## [TASK GOAL]
Your answer must be the listing repeated word for word, without its pictures.

## [EXCERPTED DATA]
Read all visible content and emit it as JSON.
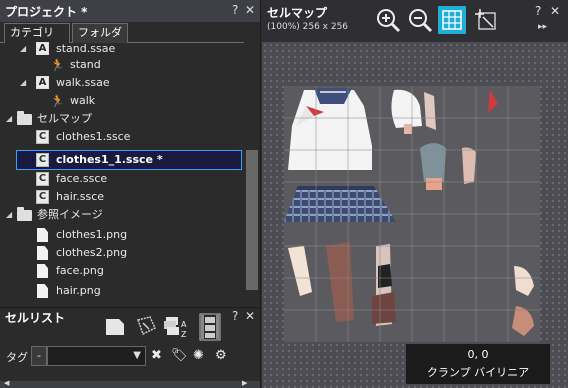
{
  "project": {
    "title": "プロジェクト *",
    "help": "?",
    "close": "✕",
    "tabs": [
      {
        "label": "カテゴリ",
        "active": true
      },
      {
        "label": "フォルダ",
        "active": false
      }
    ],
    "tree": [
      {
        "label": "stand.ssae",
        "icon": "anime-file-icon",
        "expanded": true
      },
      {
        "label": "stand",
        "icon": "motion-icon"
      },
      {
        "label": "walk.ssae",
        "icon": "anime-file-icon",
        "expanded": true
      },
      {
        "label": "walk",
        "icon": "motion-icon"
      },
      {
        "label": "セルマップ",
        "icon": "folder-icon",
        "expanded": true
      },
      {
        "label": "clothes1.ssce",
        "icon": "cellmap-file-icon"
      },
      {
        "label": "clothes1_1.ssce *",
        "icon": "cellmap-file-icon",
        "selected": true
      },
      {
        "label": "face.ssce",
        "icon": "cellmap-file-icon"
      },
      {
        "label": "hair.ssce",
        "icon": "cellmap-file-icon"
      },
      {
        "label": "参照イメージ",
        "icon": "folder-icon",
        "expanded": true
      },
      {
        "label": "clothes1.png",
        "icon": "image-file-icon"
      },
      {
        "label": "clothes2.png",
        "icon": "image-file-icon"
      },
      {
        "label": "face.png",
        "icon": "image-file-icon"
      },
      {
        "label": "hair.png",
        "icon": "image-file-icon"
      }
    ]
  },
  "celllist": {
    "title": "セルリスト",
    "help": "?",
    "close": "✕",
    "toolbar": [
      "new-cell-icon",
      "edit-cell-icon",
      "sort-icon",
      "filmstrip-icon"
    ],
    "tag_label": "タグ",
    "tag_minus": "-",
    "tag_value": "",
    "tag_actions": [
      "delete-icon",
      "tag-icon",
      "sparkle-icon",
      "settings-icon"
    ]
  },
  "cellmap": {
    "title": "セルマップ",
    "zoom_info": "(100%) 256 x 256",
    "help": "?",
    "close": "✕",
    "more": "▸▸",
    "tools": [
      "zoom-in-icon",
      "zoom-out-icon",
      "grid-icon",
      "origin-icon"
    ],
    "grid_active": true,
    "coord": "0, 0",
    "mode": "クランプ バイリニア"
  },
  "colors": {
    "accent": "#1faed8",
    "selection_border": "#3aa0ff",
    "selection_bg": "#1a1a40",
    "panel_bg": "#2b2b2b",
    "titlebar": "#3f3f46"
  }
}
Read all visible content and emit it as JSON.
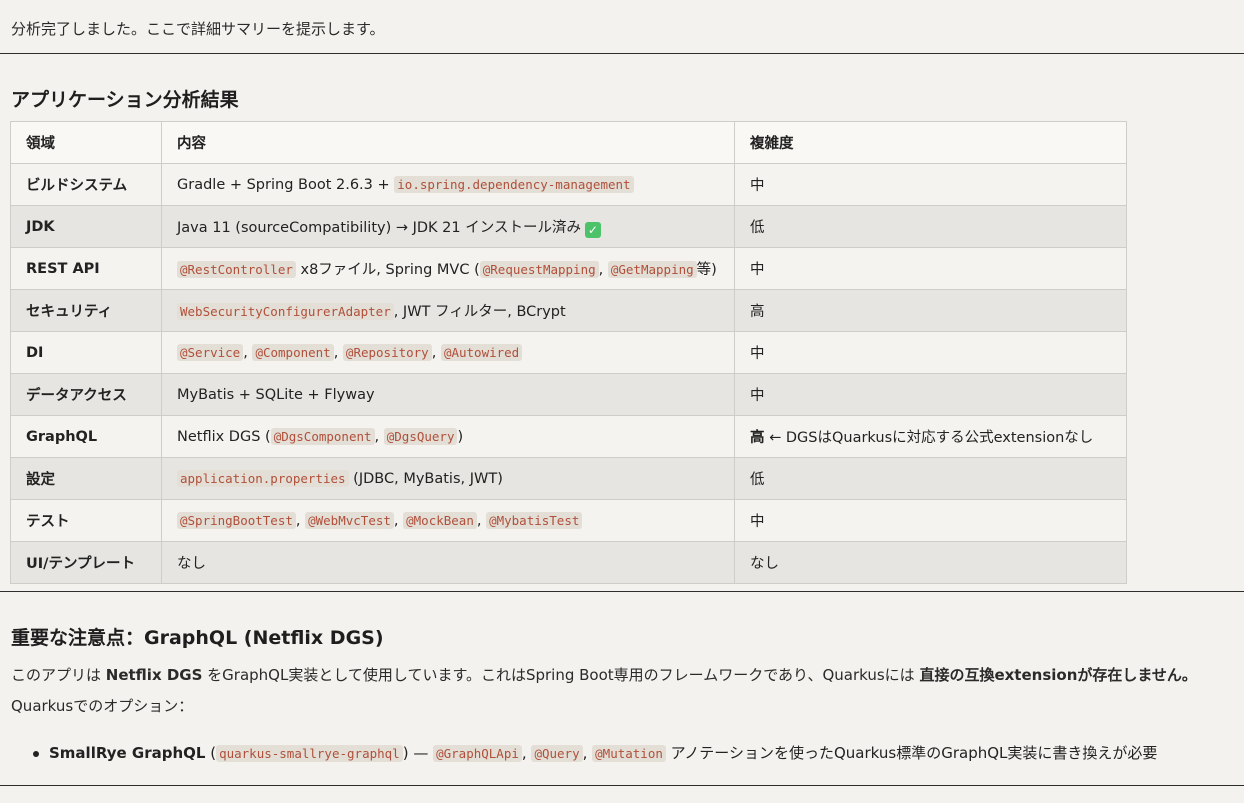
{
  "intro_text": "分析完了しました。ここで詳細サマリーを提示します。",
  "section1_title": "アプリケーション分析結果",
  "table": {
    "headers": [
      "領域",
      "内容",
      "複雑度"
    ],
    "rows": [
      {
        "area": "ビルドシステム",
        "content": [
          {
            "type": "text",
            "value": "Gradle + Spring Boot 2.6.3 + "
          },
          {
            "type": "code",
            "value": "io.spring.dependency-management"
          }
        ],
        "complexity": [
          {
            "type": "text",
            "value": "中"
          }
        ]
      },
      {
        "area": "JDK",
        "content": [
          {
            "type": "text",
            "value": "Java 11 (sourceCompatibility) → JDK 21 インストール済み"
          },
          {
            "type": "icon",
            "value": "check-icon",
            "glyph": "✓"
          }
        ],
        "complexity": [
          {
            "type": "text",
            "value": "低"
          }
        ]
      },
      {
        "area": "REST API",
        "content": [
          {
            "type": "code",
            "value": "@RestController"
          },
          {
            "type": "text",
            "value": " x8ファイル, Spring MVC ("
          },
          {
            "type": "code",
            "value": "@RequestMapping"
          },
          {
            "type": "text",
            "value": ", "
          },
          {
            "type": "code",
            "value": "@GetMapping"
          },
          {
            "type": "text",
            "value": "等)"
          }
        ],
        "complexity": [
          {
            "type": "text",
            "value": "中"
          }
        ]
      },
      {
        "area": "セキュリティ",
        "content": [
          {
            "type": "code",
            "value": "WebSecurityConfigurerAdapter"
          },
          {
            "type": "text",
            "value": ", JWT フィルター, BCrypt"
          }
        ],
        "complexity": [
          {
            "type": "text",
            "value": "高"
          }
        ]
      },
      {
        "area": "DI",
        "content": [
          {
            "type": "code",
            "value": "@Service"
          },
          {
            "type": "text",
            "value": ", "
          },
          {
            "type": "code",
            "value": "@Component"
          },
          {
            "type": "text",
            "value": ", "
          },
          {
            "type": "code",
            "value": "@Repository"
          },
          {
            "type": "text",
            "value": ", "
          },
          {
            "type": "code",
            "value": "@Autowired"
          }
        ],
        "complexity": [
          {
            "type": "text",
            "value": "中"
          }
        ]
      },
      {
        "area": "データアクセス",
        "content": [
          {
            "type": "text",
            "value": "MyBatis + SQLite + Flyway"
          }
        ],
        "complexity": [
          {
            "type": "text",
            "value": "中"
          }
        ]
      },
      {
        "area": "GraphQL",
        "content": [
          {
            "type": "text",
            "value": "Netflix DGS ("
          },
          {
            "type": "code",
            "value": "@DgsComponent"
          },
          {
            "type": "text",
            "value": ", "
          },
          {
            "type": "code",
            "value": "@DgsQuery"
          },
          {
            "type": "text",
            "value": ")"
          }
        ],
        "complexity": [
          {
            "type": "bold",
            "value": "高"
          },
          {
            "type": "text",
            "value": " ← DGSはQuarkusに対応する公式extensionなし"
          }
        ]
      },
      {
        "area": "設定",
        "content": [
          {
            "type": "code",
            "value": "application.properties"
          },
          {
            "type": "text",
            "value": " (JDBC, MyBatis, JWT)"
          }
        ],
        "complexity": [
          {
            "type": "text",
            "value": "低"
          }
        ]
      },
      {
        "area": "テスト",
        "content": [
          {
            "type": "code",
            "value": "@SpringBootTest"
          },
          {
            "type": "text",
            "value": ", "
          },
          {
            "type": "code",
            "value": "@WebMvcTest"
          },
          {
            "type": "text",
            "value": ", "
          },
          {
            "type": "code",
            "value": "@MockBean"
          },
          {
            "type": "text",
            "value": ", "
          },
          {
            "type": "code",
            "value": "@MybatisTest"
          }
        ],
        "complexity": [
          {
            "type": "text",
            "value": "中"
          }
        ]
      },
      {
        "area": "UI/テンプレート",
        "content": [
          {
            "type": "text",
            "value": "なし"
          }
        ],
        "complexity": [
          {
            "type": "text",
            "value": "なし"
          }
        ]
      }
    ]
  },
  "section2_title": "重要な注意点：GraphQL (Netflix DGS)",
  "paragraph1": [
    {
      "type": "text",
      "value": "このアプリは "
    },
    {
      "type": "bold",
      "value": "Netflix DGS"
    },
    {
      "type": "text",
      "value": " をGraphQL実装として使用しています。これはSpring Boot専用のフレームワークであり、Quarkusには "
    },
    {
      "type": "bold",
      "value": "直接の互換extensionが存在しません。"
    }
  ],
  "paragraph2": "Quarkusでのオプション：",
  "bullets": [
    [
      {
        "type": "bold",
        "value": "SmallRye GraphQL"
      },
      {
        "type": "text",
        "value": " ("
      },
      {
        "type": "code",
        "value": "quarkus-smallrye-graphql"
      },
      {
        "type": "text",
        "value": ") — "
      },
      {
        "type": "code",
        "value": "@GraphQLApi"
      },
      {
        "type": "text",
        "value": ", "
      },
      {
        "type": "code",
        "value": "@Query"
      },
      {
        "type": "text",
        "value": ", "
      },
      {
        "type": "code",
        "value": "@Mutation"
      },
      {
        "type": "text",
        "value": " アノテーションを使ったQuarkus標準のGraphQL実装に書き換えが必要"
      }
    ]
  ],
  "colors": {
    "background": "#f4f2ee",
    "code_text": "#b0503a",
    "code_bg": "#e3ded6",
    "check": "#4cc36a"
  }
}
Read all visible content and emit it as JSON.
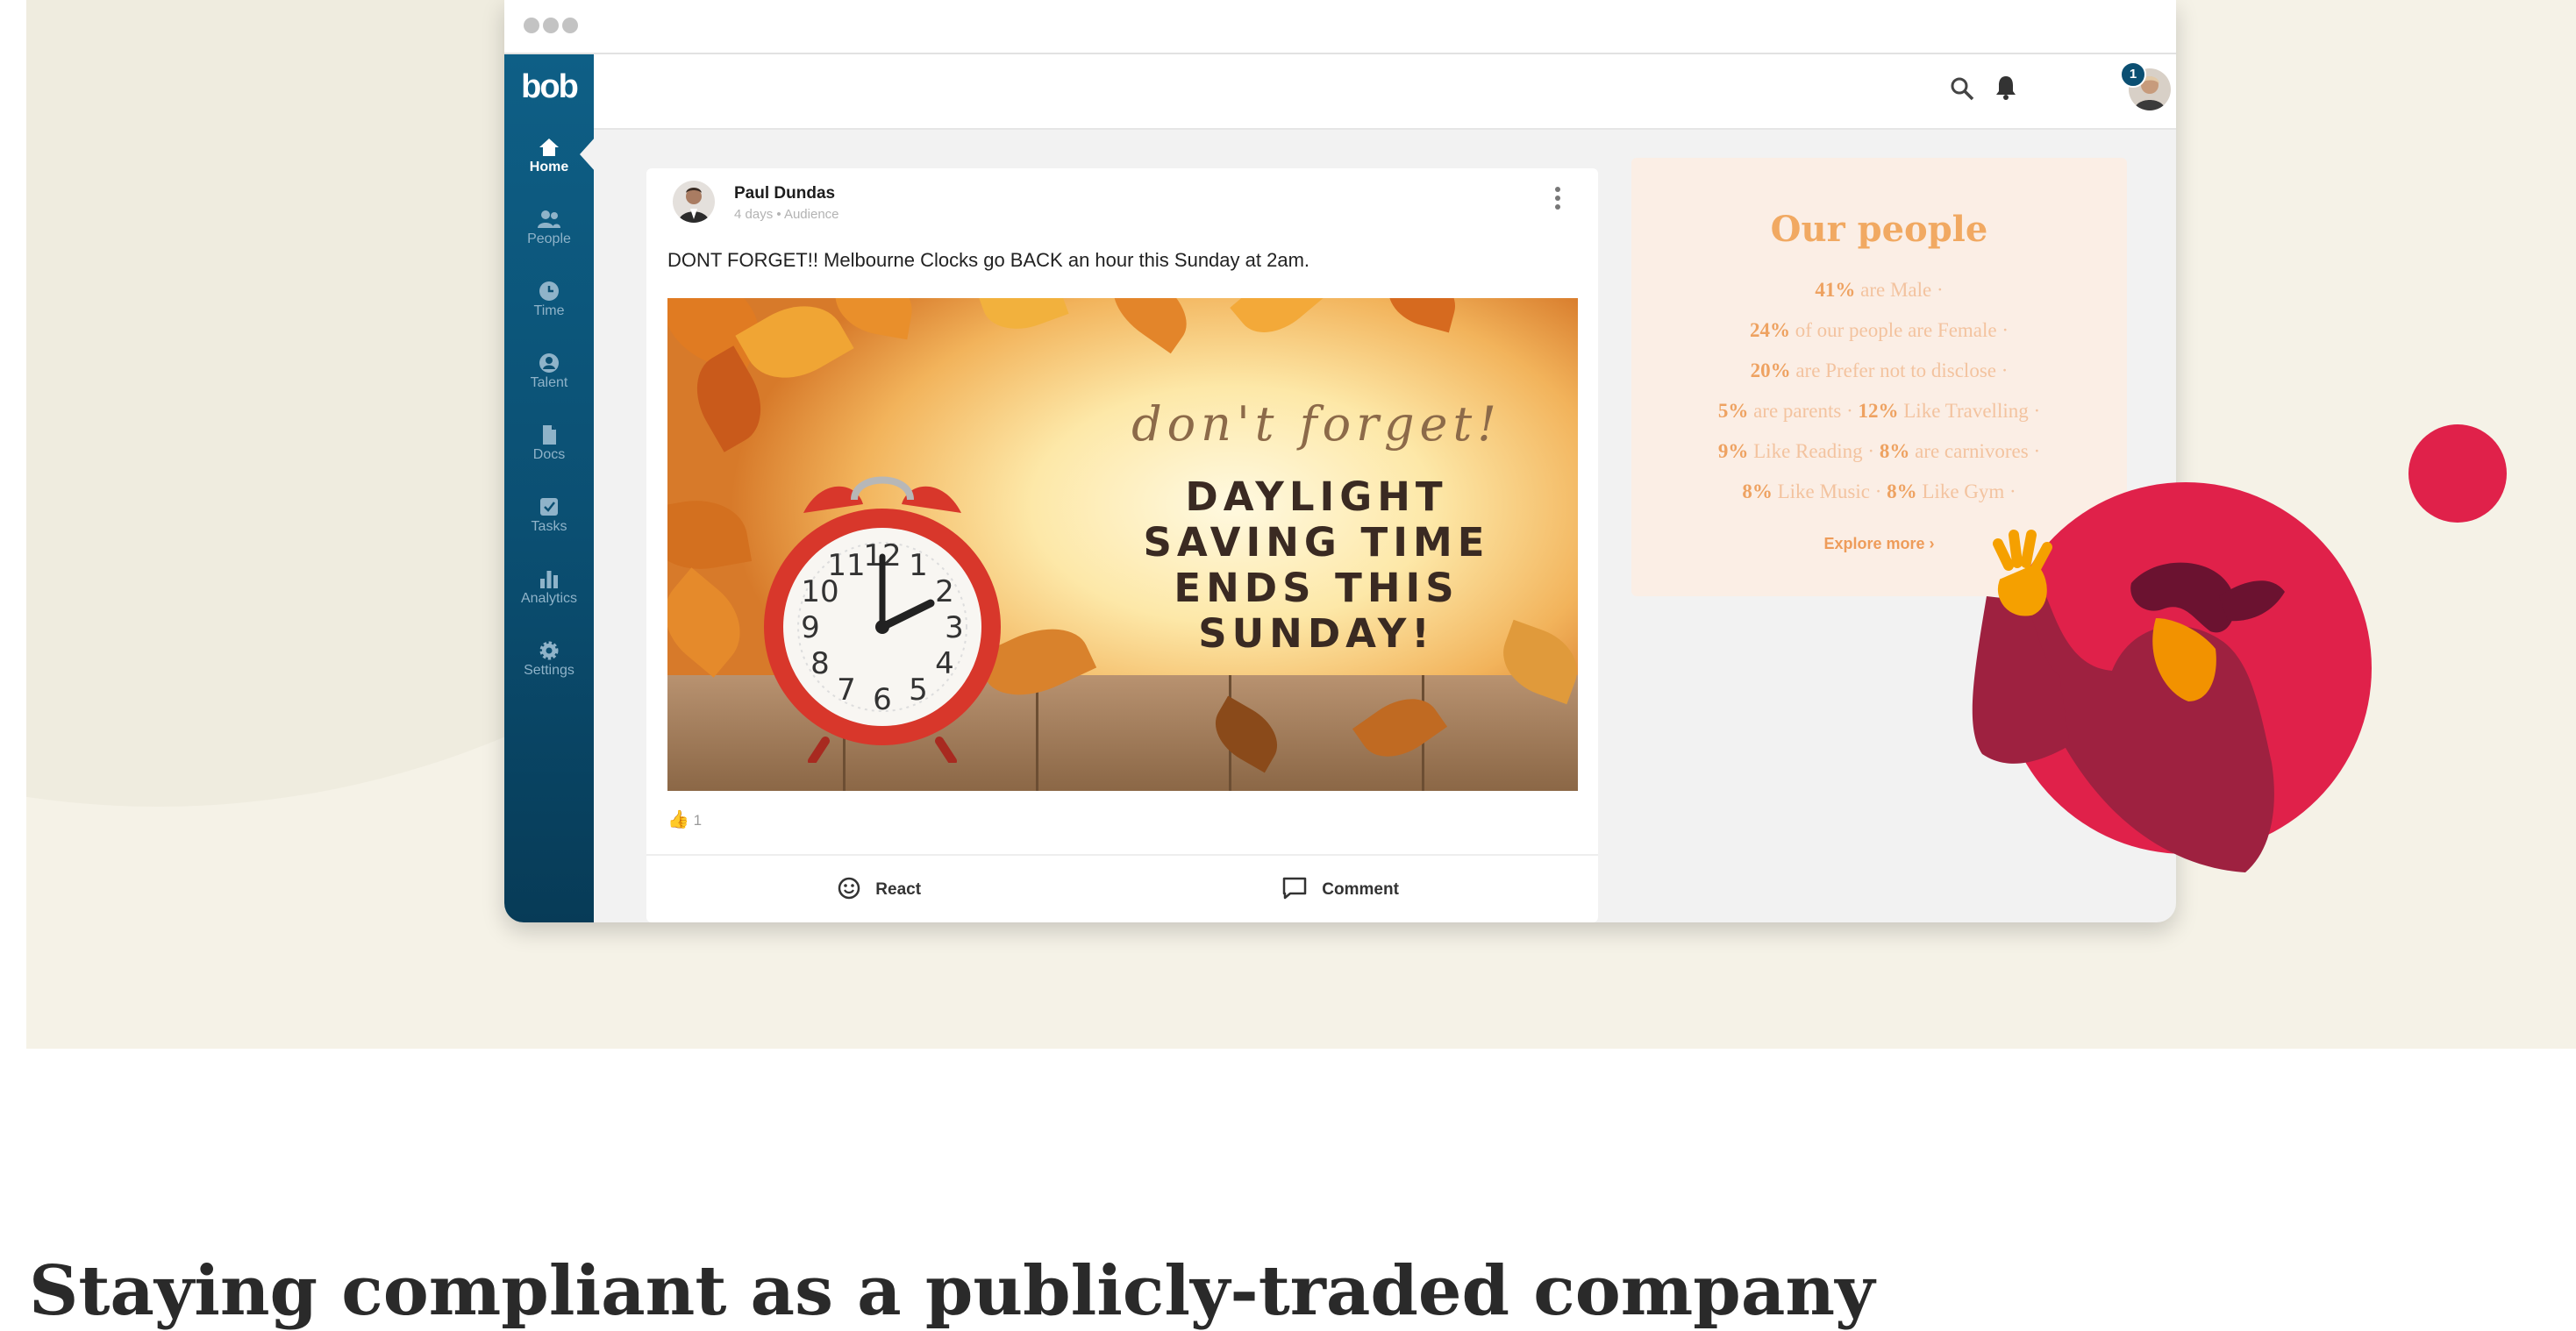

## [FINISHED TASK]
Read all visible content and emit it as JSON.
{
  "project": {
    "title": "プロジェクト *",
    "help": "?",
    "close": "✕",
    "tabs": [
      {
        "label": "カテゴリ",
        "active": true
      },
      {
        "label": "フォルダ",
        "active": false
      }
    ],
    "tree": [
      {
        "label": "stand.ssae",
        "icon": "anime-file-icon",
        "expanded": true
      },
      {
        "label": "stand",
        "icon": "motion-icon"
      },
      {
        "label": "walk.ssae",
        "icon": "anime-file-icon",
        "expanded": true
      },
      {
        "label": "walk",
        "icon": "motion-icon"
      },
      {
        "label": "セルマップ",
        "icon": "folder-icon",
        "expanded": true
      },
      {
        "label": "clothes1.ssce",
        "icon": "cellmap-file-icon"
      },
      {
        "label": "clothes1_1.ssce *",
        "icon": "cellmap-file-icon",
        "selected": true
      },
      {
        "label": "face.ssce",
        "icon": "cellmap-file-icon"
      },
      {
        "label": "hair.ssce",
        "icon": "cellmap-file-icon"
      },
      {
        "label": "参照イメージ",
        "icon": "folder-icon",
        "expanded": true
      },
      {
        "label": "clothes1.png",
        "icon": "image-file-icon"
      },
      {
        "label": "clothes2.png",
        "icon": "image-file-icon"
      },
      {
        "label": "face.png",
        "icon": "image-file-icon"
      },
      {
        "label": "hair.png",
        "icon": "image-file-icon"
      }
    ]
  },
  "celllist": {
    "title": "セルリスト",
    "help": "?",
    "close": "✕",
    "toolbar": [
      "new-cell-icon",
      "edit-cell-icon",
      "sort-icon",
      "filmstrip-icon"
    ],
    "tag_label": "タグ",
    "tag_minus": "-",
    "tag_value": "",
    "tag_actions": [
      "delete-icon",
      "tag-icon",
      "sparkle-icon",
      "settings-icon"
    ]
  },
  "cellmap": {
    "title": "セルマップ",
    "zoom_info": "(100%) 256 x 256",
    "help": "?",
    "close": "✕",
    "more": "▸▸",
    "tools": [
      "zoom-in-icon",
      "zoom-out-icon",
      "grid-icon",
      "origin-icon"
    ],
    "grid_active": true,
    "coord": "0, 0",
    "mode": "クランプ バイリニア"
  },
  "colors": {
    "accent": "#1faed8",
    "selection_border": "#3aa0ff",
    "selection_bg": "#1a1a40",
    "panel_bg": "#2b2b2b",
    "titlebar": "#3f3f46"
  }
}
Read all visible content and emit it as JSON.
{
  "intro_text": "分析完了しました。ここで詳細サマリーを提示します。",
  "section1_title": "アプリケーション分析結果",
  "table": {
    "headers": [
      "領域",
      "内容",
      "複雑度"
    ],
    "rows": [
      {
        "area": "ビルドシステム",
        "content": [
          {
            "type": "text",
            "value": "Gradle + Spring Boot 2.6.3 + "
          },
          {
            "type": "code",
            "value": "io.spring.dependency-management"
          }
        ],
        "complexity": [
          {
            "type": "text",
            "value": "中"
          }
        ]
      },
      {
        "area": "JDK",
        "content": [
          {
            "type": "text",
            "value": "Java 11 (sourceCompatibility) → JDK 21 インストール済み"
          },
          {
            "type": "icon",
            "value": "check-icon",
            "glyph": "✓"
          }
        ],
        "complexity": [
          {
            "type": "text",
            "value": "低"
          }
        ]
      },
      {
        "area": "REST API",
        "content": [
          {
            "type": "code",
            "value": "@RestController"
          },
          {
            "type": "text",
            "value": " x8ファイル, Spring MVC ("
          },
          {
            "type": "code",
            "value": "@RequestMapping"
          },
          {
            "type": "text",
            "value": ", "
          },
          {
            "type": "code",
            "value": "@GetMapping"
          },
          {
            "type": "text",
            "value": "等)"
          }
        ],
        "complexity": [
          {
            "type": "text",
            "value": "中"
          }
        ]
      },
      {
        "area": "セキュリティ",
        "content": [
          {
            "type": "code",
            "value": "WebSecurityConfigurerAdapter"
          },
          {
            "type": "text",
            "value": ", JWT フィルター, BCrypt"
          }
        ],
        "complexity": [
          {
            "type": "text",
            "value": "高"
          }
        ]
      },
      {
        "area": "DI",
        "content": [
          {
            "type": "code",
            "value": "@Service"
          },
          {
            "type": "text",
            "value": ", "
          },
          {
            "type": "code",
            "value": "@Component"
          },
          {
            "type": "text",
            "value": ", "
          },
          {
            "type": "code",
            "value": "@Repository"
          },
          {
            "type": "text",
            "value": ", "
          },
          {
            "type": "code",
            "value": "@Autowired"
          }
        ],
        "complexity": [
          {
            "type": "text",
            "value": "中"
          }
        ]
      },
      {
        "area": "データアクセス",
        "content": [
          {
            "type": "text",
            "value": "MyBatis + SQLite + Flyway"
          }
        ],
        "complexity": [
          {
            "type": "text",
            "value": "中"
          }
        ]
      },
      {
        "area": "GraphQL",
        "content": [
          {
            "type": "text",
            "value": "Netflix DGS ("
          },
          {
            "type": "code",
            "value": "@DgsComponent"
          },
          {
            "type": "text",
            "value": ", "
          },
          {
            "type": "code",
            "value": "@DgsQuery"
          },
          {
            "type": "text",
            "value": ")"
          }
        ],
        "complexity": [
          {
            "type": "bold",
            "value": "高"
          },
          {
            "type": "text",
            "value": " ← DGSはQuarkusに対応する公式extensionなし"
          }
        ]
      },
      {
        "area": "設定",
        "content": [
          {
            "type": "code",
            "value": "application.properties"
          },
          {
            "type": "text",
            "value": " (JDBC, MyBatis, JWT)"
          }
        ],
        "complexity": [
          {
            "type": "text",
            "value": "低"
          }
        ]
      },
      {
        "area": "テスト",
        "content": [
          {
            "type": "code",
            "value": "@SpringBootTest"
          },
          {
            "type": "text",
            "value": ", "
          },
          {
            "type": "code",
            "value": "@WebMvcTest"
          },
          {
            "type": "text",
            "value": ", "
          },
          {
            "type": "code",
            "value": "@MockBean"
          },
          {
            "type": "text",
            "value": ", "
          },
          {
            "type": "code",
            "value": "@MybatisTest"
          }
        ],
        "complexity": [
          {
            "type": "text",
            "value": "中"
          }
        ]
      },
      {
        "area": "UI/テンプレート",
        "content": [
          {
            "type": "text",
            "value": "なし"
          }
        ],
        "complexity": [
          {
            "type": "text",
            "value": "なし"
          }
        ]
      }
    ]
  },
  "section2_title": "重要な注意点：GraphQL (Netflix DGS)",
  "paragraph1": [
    {
      "type": "text",
      "value": "このアプリは "
    },
    {
      "type": "bold",
      "value": "Netflix DGS"
    },
    {
      "type": "text",
      "value": " をGraphQL実装として使用しています。これはSpring Boot専用のフレームワークであり、Quarkusには "
    },
    {
      "type": "bold",
      "value": "直接の互換extensionが存在しません。"
    }
  ],
  "paragraph2": "Quarkusでのオプション：",
  "bullets": [
    [
      {
        "type": "bold",
        "value": "SmallRye GraphQL"
      },
      {
        "type": "text",
        "value": " ("
      },
      {
        "type": "code",
        "value": "quarkus-smallrye-graphql"
      },
      {
        "type": "text",
        "value": ") — "
      },
      {
        "type": "code",
        "value": "@GraphQLApi"
      },
      {
        "type": "text",
        "value": ", "
      },
      {
        "type": "code",
        "value": "@Query"
      },
      {
        "type": "text",
        "value": ", "
      },
      {
        "type": "code",
        "value": "@Mutation"
      },
      {
        "type": "text",
        "value": " アノテーションを使ったQuarkus標準のGraphQL実装に書き換えが必要"
      }
    ]
  ],
  "colors": {
    "background": "#f4f2ee",
    "code_text": "#b0503a",
    "code_bg": "#e3ded6",
    "check": "#4cc36a"
  }
}
Read all visible content and emit it as JSON.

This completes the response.